This rebuttal was originally featured on Foreign Policy in response to Alan Boswell’s July 9 article.
Journalist Alan Boswell took to these pages in an article called "The Failed State Lobby" to malign certain human rights advocates including George Clooney and staff of the Enough Project and the Satellite Sentinel Project (SSP). He characterized their efforts to end genocide and hold all parties in the Sudans accountable for mass atrocities as "morally charged and culturally hip do-goodism" in service of a "clear political agenda."
Like others who have gone before, Boswell is entitled to his opinion, but not his own facts. Rather than making a fact-based reportorial case, Boswell ends up indulging in the kind of moral indignation he claims to deplore.

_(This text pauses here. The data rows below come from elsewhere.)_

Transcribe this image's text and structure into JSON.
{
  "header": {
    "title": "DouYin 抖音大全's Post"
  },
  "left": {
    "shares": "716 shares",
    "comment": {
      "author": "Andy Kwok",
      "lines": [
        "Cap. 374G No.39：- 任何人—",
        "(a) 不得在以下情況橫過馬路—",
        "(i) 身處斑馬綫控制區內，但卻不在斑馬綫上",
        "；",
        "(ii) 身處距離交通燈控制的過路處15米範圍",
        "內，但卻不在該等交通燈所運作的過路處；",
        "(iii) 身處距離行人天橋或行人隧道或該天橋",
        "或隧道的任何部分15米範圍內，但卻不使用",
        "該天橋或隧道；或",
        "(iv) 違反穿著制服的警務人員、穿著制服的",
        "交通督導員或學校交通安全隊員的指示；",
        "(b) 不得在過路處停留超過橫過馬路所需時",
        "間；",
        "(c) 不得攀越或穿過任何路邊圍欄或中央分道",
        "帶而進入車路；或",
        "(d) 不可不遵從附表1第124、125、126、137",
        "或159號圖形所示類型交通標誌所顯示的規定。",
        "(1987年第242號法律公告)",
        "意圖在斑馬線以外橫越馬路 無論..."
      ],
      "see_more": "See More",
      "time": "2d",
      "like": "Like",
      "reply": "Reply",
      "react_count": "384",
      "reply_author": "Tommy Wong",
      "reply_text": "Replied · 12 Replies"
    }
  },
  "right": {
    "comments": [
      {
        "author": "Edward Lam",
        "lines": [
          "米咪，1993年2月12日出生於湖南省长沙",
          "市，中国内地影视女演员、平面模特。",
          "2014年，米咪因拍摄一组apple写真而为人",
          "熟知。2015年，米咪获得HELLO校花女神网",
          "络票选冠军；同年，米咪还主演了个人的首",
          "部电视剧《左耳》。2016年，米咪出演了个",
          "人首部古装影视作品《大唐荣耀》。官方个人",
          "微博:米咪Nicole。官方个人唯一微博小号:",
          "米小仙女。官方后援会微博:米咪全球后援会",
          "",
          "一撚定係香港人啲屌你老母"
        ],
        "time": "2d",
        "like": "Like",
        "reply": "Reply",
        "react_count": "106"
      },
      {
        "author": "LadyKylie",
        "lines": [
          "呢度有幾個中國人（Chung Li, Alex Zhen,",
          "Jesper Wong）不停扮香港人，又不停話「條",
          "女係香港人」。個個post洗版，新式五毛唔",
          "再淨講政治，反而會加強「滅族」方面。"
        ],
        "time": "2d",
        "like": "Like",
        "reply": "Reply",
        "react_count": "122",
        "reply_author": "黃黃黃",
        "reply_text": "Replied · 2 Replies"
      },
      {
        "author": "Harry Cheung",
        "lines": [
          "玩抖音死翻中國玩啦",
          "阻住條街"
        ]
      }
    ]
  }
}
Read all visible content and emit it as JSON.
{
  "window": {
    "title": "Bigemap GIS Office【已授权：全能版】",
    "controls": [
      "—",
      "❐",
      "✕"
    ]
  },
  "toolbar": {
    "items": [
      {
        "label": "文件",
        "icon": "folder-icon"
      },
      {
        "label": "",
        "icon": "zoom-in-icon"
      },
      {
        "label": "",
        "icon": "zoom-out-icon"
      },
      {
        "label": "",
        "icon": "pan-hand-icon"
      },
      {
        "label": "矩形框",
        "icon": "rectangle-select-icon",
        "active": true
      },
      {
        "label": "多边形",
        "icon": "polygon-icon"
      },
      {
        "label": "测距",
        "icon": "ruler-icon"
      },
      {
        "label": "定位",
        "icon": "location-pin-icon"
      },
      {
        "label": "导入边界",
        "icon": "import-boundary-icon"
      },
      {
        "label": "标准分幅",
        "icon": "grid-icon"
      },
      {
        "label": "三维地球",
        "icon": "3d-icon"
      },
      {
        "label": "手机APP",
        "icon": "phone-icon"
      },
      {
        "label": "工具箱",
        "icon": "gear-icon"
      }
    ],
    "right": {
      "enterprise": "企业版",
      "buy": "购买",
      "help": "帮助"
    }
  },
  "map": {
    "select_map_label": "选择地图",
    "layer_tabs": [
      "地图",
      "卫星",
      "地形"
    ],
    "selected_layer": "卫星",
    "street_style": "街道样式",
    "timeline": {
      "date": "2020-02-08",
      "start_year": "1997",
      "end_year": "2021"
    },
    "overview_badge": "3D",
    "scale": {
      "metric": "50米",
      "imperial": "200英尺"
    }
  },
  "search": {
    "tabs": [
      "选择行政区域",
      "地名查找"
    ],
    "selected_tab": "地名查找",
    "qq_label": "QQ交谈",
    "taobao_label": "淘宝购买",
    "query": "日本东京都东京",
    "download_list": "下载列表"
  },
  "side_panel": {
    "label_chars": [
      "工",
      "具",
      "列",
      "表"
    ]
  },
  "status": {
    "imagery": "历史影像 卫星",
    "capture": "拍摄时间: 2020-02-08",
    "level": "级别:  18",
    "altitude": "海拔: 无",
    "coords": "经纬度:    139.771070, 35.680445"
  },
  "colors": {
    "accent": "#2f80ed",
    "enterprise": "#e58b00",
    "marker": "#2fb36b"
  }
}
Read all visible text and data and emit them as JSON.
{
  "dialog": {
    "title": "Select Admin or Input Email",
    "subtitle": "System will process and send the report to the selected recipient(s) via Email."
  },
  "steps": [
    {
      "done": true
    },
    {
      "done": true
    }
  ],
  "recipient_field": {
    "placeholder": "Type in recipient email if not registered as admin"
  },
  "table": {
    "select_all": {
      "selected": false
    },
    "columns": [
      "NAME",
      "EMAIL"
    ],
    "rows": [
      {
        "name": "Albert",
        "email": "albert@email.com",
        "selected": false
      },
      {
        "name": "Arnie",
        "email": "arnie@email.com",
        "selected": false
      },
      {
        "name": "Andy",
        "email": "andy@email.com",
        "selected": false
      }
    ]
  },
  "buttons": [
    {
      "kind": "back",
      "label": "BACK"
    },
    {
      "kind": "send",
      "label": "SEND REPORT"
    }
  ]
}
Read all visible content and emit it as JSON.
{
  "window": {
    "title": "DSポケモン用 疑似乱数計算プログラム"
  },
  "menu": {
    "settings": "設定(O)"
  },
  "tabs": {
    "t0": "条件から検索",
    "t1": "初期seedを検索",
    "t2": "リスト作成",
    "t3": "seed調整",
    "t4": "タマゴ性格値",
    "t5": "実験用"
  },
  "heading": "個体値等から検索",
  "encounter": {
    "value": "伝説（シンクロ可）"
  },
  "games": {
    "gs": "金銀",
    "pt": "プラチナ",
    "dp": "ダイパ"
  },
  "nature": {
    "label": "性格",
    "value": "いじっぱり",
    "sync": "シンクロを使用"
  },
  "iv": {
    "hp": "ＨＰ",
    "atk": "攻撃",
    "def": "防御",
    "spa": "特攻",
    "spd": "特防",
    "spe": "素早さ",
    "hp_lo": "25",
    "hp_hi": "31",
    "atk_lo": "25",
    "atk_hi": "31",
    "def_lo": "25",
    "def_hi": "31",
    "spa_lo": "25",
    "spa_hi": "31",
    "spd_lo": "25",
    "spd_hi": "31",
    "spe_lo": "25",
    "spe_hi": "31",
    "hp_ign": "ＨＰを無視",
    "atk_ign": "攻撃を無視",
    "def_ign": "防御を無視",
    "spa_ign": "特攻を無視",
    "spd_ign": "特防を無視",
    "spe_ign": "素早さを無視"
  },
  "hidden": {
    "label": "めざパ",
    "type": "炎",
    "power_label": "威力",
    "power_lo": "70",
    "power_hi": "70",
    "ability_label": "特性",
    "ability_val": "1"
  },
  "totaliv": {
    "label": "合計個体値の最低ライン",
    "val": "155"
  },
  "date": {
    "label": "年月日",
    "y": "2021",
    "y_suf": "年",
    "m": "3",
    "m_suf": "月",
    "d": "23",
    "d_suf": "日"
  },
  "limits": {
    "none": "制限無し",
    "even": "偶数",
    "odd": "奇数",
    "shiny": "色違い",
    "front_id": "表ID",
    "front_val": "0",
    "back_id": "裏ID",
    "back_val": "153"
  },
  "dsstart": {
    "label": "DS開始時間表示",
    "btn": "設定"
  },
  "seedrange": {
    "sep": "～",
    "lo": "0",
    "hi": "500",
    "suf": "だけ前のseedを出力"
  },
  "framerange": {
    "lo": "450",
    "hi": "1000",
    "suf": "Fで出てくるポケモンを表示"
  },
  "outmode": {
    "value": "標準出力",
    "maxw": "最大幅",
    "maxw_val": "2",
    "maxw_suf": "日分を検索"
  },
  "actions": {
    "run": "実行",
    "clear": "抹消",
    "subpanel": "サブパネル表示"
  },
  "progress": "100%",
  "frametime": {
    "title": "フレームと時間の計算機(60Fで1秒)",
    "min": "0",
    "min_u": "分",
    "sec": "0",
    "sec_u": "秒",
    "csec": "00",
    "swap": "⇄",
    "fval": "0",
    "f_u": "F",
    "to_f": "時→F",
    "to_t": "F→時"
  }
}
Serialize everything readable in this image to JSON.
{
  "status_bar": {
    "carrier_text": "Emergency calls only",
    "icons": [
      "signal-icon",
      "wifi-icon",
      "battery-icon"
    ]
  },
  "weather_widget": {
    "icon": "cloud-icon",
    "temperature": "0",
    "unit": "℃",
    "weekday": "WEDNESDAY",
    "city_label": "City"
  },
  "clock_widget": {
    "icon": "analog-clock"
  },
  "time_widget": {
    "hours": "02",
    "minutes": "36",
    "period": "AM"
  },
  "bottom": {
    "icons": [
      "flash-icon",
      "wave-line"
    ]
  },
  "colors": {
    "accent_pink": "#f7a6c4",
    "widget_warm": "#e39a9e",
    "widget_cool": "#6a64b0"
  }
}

He knocks his peers for allegedly giving the Enough Project "a free pass." They do this, he claims, by "frequently citing its version of events as objective, independent analysis," when he suggests, it is not. However, Boswell offers no examples of misreporting by anyone or any failures of objectivity on the part of the Enough Project.
Instead, Boswell besmirches an Enough Project Sudan policy analyst, implying that her prior role as a legal adviser to the government of South Sudan and the Sudan People's Liberation Movement (SPLM) inherently biases her toward the South. Providing legal advice to an entity or individual does not impute the values or beliefs of that entity onto a legal adviser. To insinuate otherwise in this, or any other, context is inaccurate and unfair. I know our policy analyst to be a fair-minded professional of integrity.
As Boswell concedes, the Enough Project does not turn a blind eye to human rights violations, and it is not blindly pro-South Sudan. For example, Enough called the Republic of South Sudan (RSS) to account for failing to do enough to protect civilians from anticipated intercommunal violence in South Sudan's Jonglei state in August 2011. In a January 26 report, Enough wrote: "The RSS made no systematic sustained effort to facilitate negotiations to return the people abducted and livestock stolen in the August attack. The government did not reinforce and bolster its security forces deployed between and among the communities to serve as a buffer and protect civilians. Nothing was done about the general disempowerment and deprivation felt by the youth of both the Lou-Nuer and Murle communities."
Nevertheless, Boswell complains, "Enough's policy papers are filled with calls for punitive measures toward Khartoum and greater engagement with Juba." He implies that it is wrong to call for the international community to increase its engagement with South Sudan, the world's newest nation, in order to improve its human rights record; and that it is wrong to suggest further sanctions against Khartoum, aimed at improving the record of a notorious human rights violator.
Then Boswell assails Enough Project Co-founder John Prendergast for having the temerity to recruit celebrities to help generate media attention in the service of ending genocide and mass atrocities — as if this were a bad thing. "Prendergast's biggest catch of late is George Clooney," Boswell sneers, "who has made Sudanese President Omar Hassan al-Bashir something of his own personal white whale."
But Herman Melville's white whale, Moby Dick, is a poor metaphor for what drives Clooney, who is a thoughtful and dedicated humanitarian. Clooney has traveled to the region six times, got malaria twice, and recently entered a conflict zone with Prendergast at the invitation of South Kordofan's Nuba people. There he filmed, among other things, evidence of war crimes. He has not only put his body on the line, but put his money where his mouth is by co-founding and financing the Satellite Sentinel Project.
And let's take a moment to consider Boswell's misplaced metaphor. To Captain Ahab, Moby Dick embodied evil and a reason for reckless revenge, for the creature had taken Ahab's leg. But the novel's narrator, Ishmael, suggests that the way in which one perceives the whale's whiteness reveals more about you than the whale.
So it is with Boswell, who naively suggests that Prendergast and Clooney, in cooperation with others have run a "bizarre moral campaign" grounded in "moral idealism" that in turn has somehow driven U.S. foreign policy on the Sudans for a generation. "But the activists made a critical mistake," he asserts, without evidence. "They seemed to think the SPLM rebels represented a virtuous mirror image of Khartoum's evils."
"Clooney's eyes in the sky have visually confirmed several events on the ground," Boswell concedes, dismissively. He fails to mention that these events include apparent mass graves at eight sites in Sudan, the government of Sudan's indiscriminate bombardment of civilians, Sudan's blockade of humanitarian relief to civilians facing near-famine conditions, and evidence of military escalation by both sides in the disputed border region of Abyei. "But, its satellites also have a clear agenda: Read through the group's reports," he advises. He then claims, offering no evidence, that SSP does not provide "comparably critical scrutiny" of the forces of both nations. In fact, that is exactly what SSP does — although what SSP learns does not always lead to comparable evidence of criminality.